PROMPT:
Lines that include "İndeksi" make up the answer; copy all of them from the data below.

INPUT FOR THIS TASK:
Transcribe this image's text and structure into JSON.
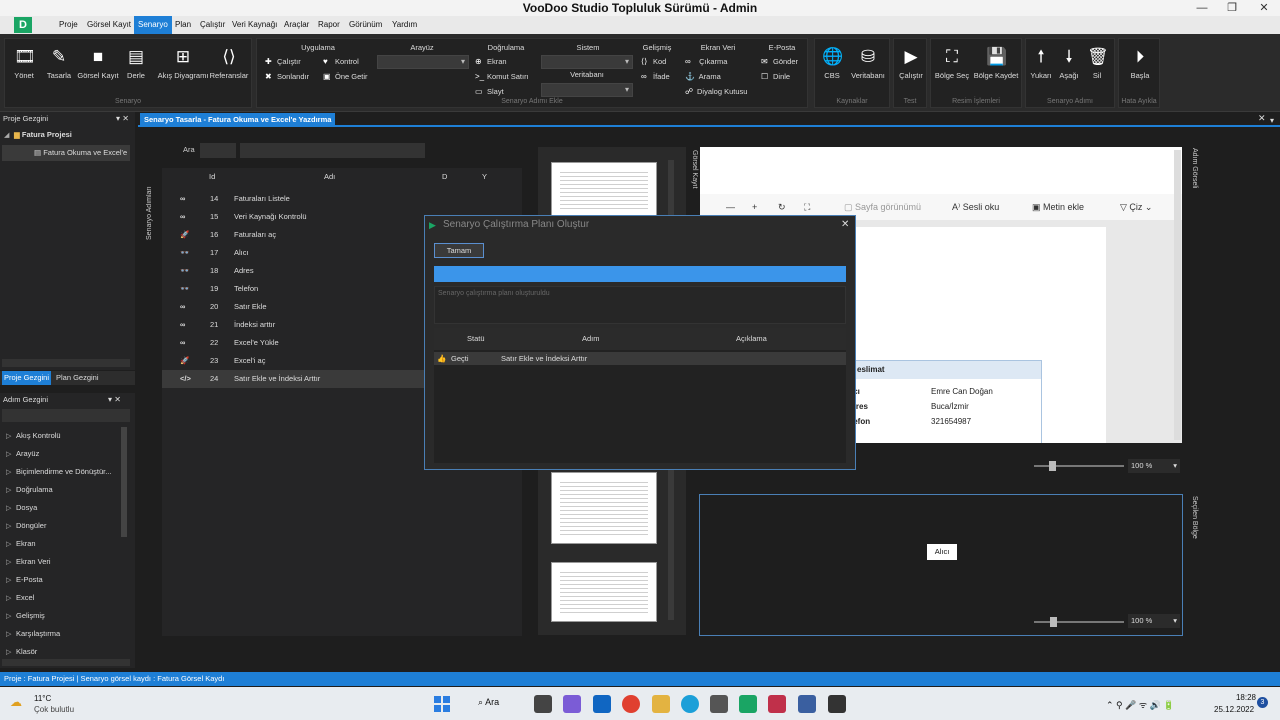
{
  "title": "VooDoo Studio Topluluk Sürümü - Admin",
  "menu": [
    "Proje",
    "Görsel Kayıt",
    "Senaryo",
    "Plan",
    "Çalıştır",
    "Veri Kaynağı",
    "Araçlar",
    "Rapor",
    "Görünüm",
    "Yardım"
  ],
  "ribbon": {
    "g1_buttons": [
      "Yönet",
      "Tasarla",
      "Görsel Kayıt",
      "Derle",
      "Akış Diyagramı",
      "Referanslar"
    ],
    "g1_label": "Senaryo",
    "uygulama": "Uygulama",
    "calistir": "Çalıştır",
    "sonlandir": "Sonlandır",
    "kontrol": "Kontrol",
    "one_getir": "Öne Getir",
    "arayuz": "Arayüz",
    "dogrulama": "Doğrulama",
    "ekran": "Ekran",
    "komut_satiri": "Komut Satırı",
    "slayt": "Slayt",
    "sistem": "Sistem",
    "veritabani": "Veritabanı",
    "gelismis": "Gelişmiş",
    "kod": "Kod",
    "ifade": "İfade",
    "ekran_veri": "Ekran Veri",
    "cikarma": "Çıkarma",
    "arama": "Arama",
    "diyalog": "Diyalog Kutusu",
    "eposta": "E-Posta",
    "gonder": "Gönder",
    "dinle": "Dinle",
    "adim_ekle": "Senaryo Adımı Ekle",
    "cbs": "CBS",
    "veritabani_btn": "Veritabanı",
    "kaynaklar": "Kaynaklar",
    "calistir_btn": "Çalıştır",
    "test": "Test",
    "bolge_sec": "Bölge Seç",
    "bolge_kaydet": "Bölge Kaydet",
    "resim": "Resim İşlemleri",
    "yukari": "Yukarı",
    "asagi": "Aşağı",
    "sil": "Sil",
    "senaryo_adimi": "Senaryo Adımı",
    "basla": "Başla",
    "hata": "Hata Ayıkla"
  },
  "proje_gezgini": {
    "title": "Proje Gezgini",
    "project": "Fatura Projesi",
    "child": "Fatura Okuma ve Excel'e",
    "tab1": "Proje Gezgini",
    "tab2": "Plan Gezgini"
  },
  "adim_gezgini": {
    "title": "Adım Gezgini",
    "items": [
      "Akış Kontrolü",
      "Arayüz",
      "Biçimlendirme ve Dönüştür...",
      "Doğrulama",
      "Dosya",
      "Döngüler",
      "Ekran",
      "Ekran Veri",
      "E-Posta",
      "Excel",
      "Gelişmiş",
      "Karşılaştırma",
      "Klasör"
    ]
  },
  "doc_tab": "Senaryo Tasarla - Fatura Okuma ve Excel'e Yazdırma",
  "side_label_adimlar": "Senaryo Adımları",
  "search_label": "Ara",
  "steps": {
    "headers": [
      "Id",
      "Adı",
      "D",
      "Y"
    ],
    "rows": [
      {
        "icon": "∞",
        "id": "14",
        "name": "Faturaları Listele"
      },
      {
        "icon": "∞",
        "id": "15",
        "name": "Veri Kaynağı Kontrolü"
      },
      {
        "icon": "🚀",
        "id": "16",
        "name": "Faturaları aç"
      },
      {
        "icon": "👓",
        "id": "17",
        "name": "Alıcı"
      },
      {
        "icon": "👓",
        "id": "18",
        "name": "Adres"
      },
      {
        "icon": "👓",
        "id": "19",
        "name": "Telefon"
      },
      {
        "icon": "∞",
        "id": "20",
        "name": "Satır Ekle"
      },
      {
        "icon": "∞",
        "id": "21",
        "name": "İndeksi arttır"
      },
      {
        "icon": "∞",
        "id": "22",
        "name": "Excel'e Yükle"
      },
      {
        "icon": "🚀",
        "id": "23",
        "name": "Excel'i aç"
      },
      {
        "icon": "</>",
        "id": "24",
        "name": "Satır Ekle ve İndeksi Arttır"
      }
    ]
  },
  "gorsel_kayit": "Görsel Kayıt",
  "adim_gorseli": "Adım Görseli",
  "secilen_bolge": "Seçilen Bölge",
  "preview": {
    "toolbar": [
      "Sayfa görünümü",
      "Sesli oku",
      "Metin ekle",
      "Çiz"
    ],
    "teslimat": "eslimat",
    "labels": [
      "ıcı",
      "dres",
      "lefon"
    ],
    "values": [
      "Emre Can Doğan",
      "Buca/İzmir",
      "321654987"
    ],
    "zoom": "100 %",
    "zoom2": "100 %",
    "alici": "Alıcı"
  },
  "dialog": {
    "title": "Senaryo Çalıştırma Planı Oluştur",
    "ok": "Tamam",
    "progress": 1.0,
    "message": "Senaryo çalıştırma planı oluşturuldu",
    "headers": [
      "Statü",
      "Adım",
      "Açıklama"
    ],
    "row": {
      "status": "Geçti",
      "step": "Satır Ekle ve İndeksi Arttır",
      "desc": ""
    }
  },
  "status": "Proje : Fatura Projesi  |  Senaryo görsel kaydı : Fatura Görsel Kaydı",
  "taskbar": {
    "weather_temp": "11°C",
    "weather_desc": "Çok bulutlu",
    "search": "Ara",
    "time": "18:28",
    "date": "25.12.2022",
    "notif": "3"
  }
}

RESULT OF THIS EXERCISE:
        "name": "İndeksi arttır"
        "name": "Satır Ekle ve İndeksi Arttır"
      "step": "Satır Ekle ve İndeksi Arttır",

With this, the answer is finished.